Start of Block

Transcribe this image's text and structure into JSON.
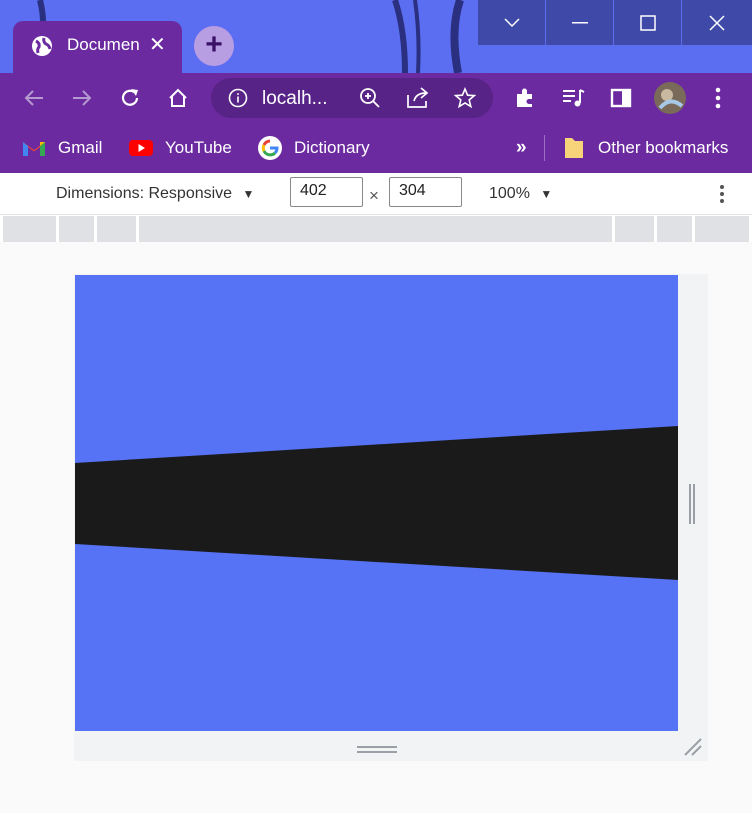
{
  "colors": {
    "wallpaper": "#5b6ef2",
    "browser_accent": "#6b2a9f",
    "page_background": "#5773f5",
    "page_stripe": "#1a1a1a"
  },
  "tab": {
    "title": "Document",
    "favicon": "globe-icon",
    "close": "✕"
  },
  "new_tab": {
    "label": "+"
  },
  "window_controls": {
    "search_tabs": "chevron-down-icon",
    "minimize": "minimize-icon",
    "maximize": "maximize-icon",
    "close": "close-icon"
  },
  "address_bar": {
    "url": "localh..."
  },
  "bookmarks": {
    "items": [
      {
        "label": "Gmail",
        "icon": "gmail-icon"
      },
      {
        "label": "YouTube",
        "icon": "youtube-icon"
      },
      {
        "label": "Dictionary",
        "icon": "google-icon"
      }
    ],
    "overflow": "»",
    "other": "Other bookmarks"
  },
  "device_toolbar": {
    "dimensions_label": "Dimensions: Responsive",
    "width": "402",
    "times": "×",
    "height": "304",
    "zoom": "100%"
  }
}
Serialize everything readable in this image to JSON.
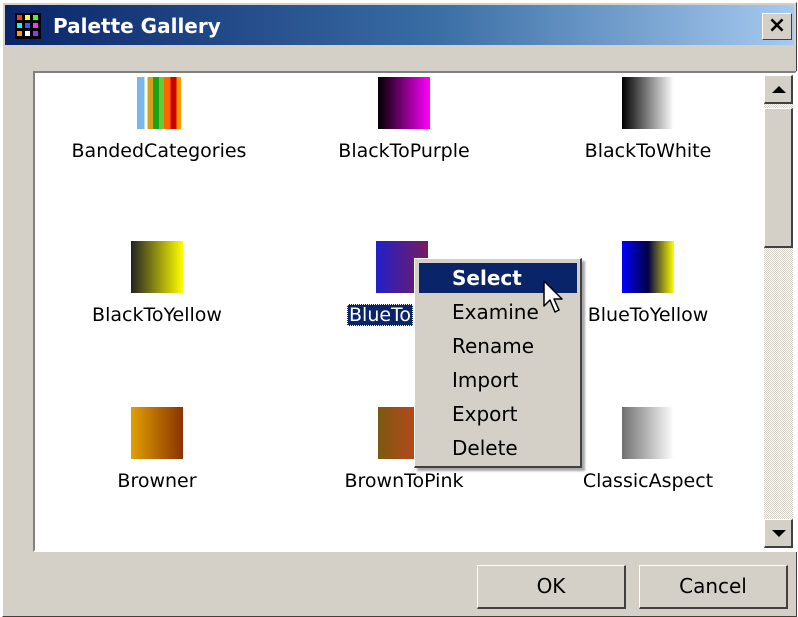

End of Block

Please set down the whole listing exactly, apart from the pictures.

== Answer box ==
Transcribe this image's text and structure into JSON.
{
  "colors": {
    "wallpaper": "#5b6ef2",
    "browser_accent": "#6b2a9f",
    "page_background": "#5773f5",
    "page_stripe": "#1a1a1a"
  },
  "tab": {
    "title": "Document",
    "favicon": "globe-icon",
    "close": "✕"
  },
  "new_tab": {
    "label": "+"
  },
  "window_controls": {
    "search_tabs": "chevron-down-icon",
    "minimize": "minimize-icon",
    "maximize": "maximize-icon",
    "close": "close-icon"
  },
  "address_bar": {
    "url": "localh..."
  },
  "bookmarks": {
    "items": [
      {
        "label": "Gmail",
        "icon": "gmail-icon"
      },
      {
        "label": "YouTube",
        "icon": "youtube-icon"
      },
      {
        "label": "Dictionary",
        "icon": "google-icon"
      }
    ],
    "overflow": "»",
    "other": "Other bookmarks"
  },
  "device_toolbar": {
    "dimensions_label": "Dimensions: Responsive",
    "width": "402",
    "times": "×",
    "height": "304",
    "zoom": "100%"
  }
}
Serialize everything readable in this image to JSON.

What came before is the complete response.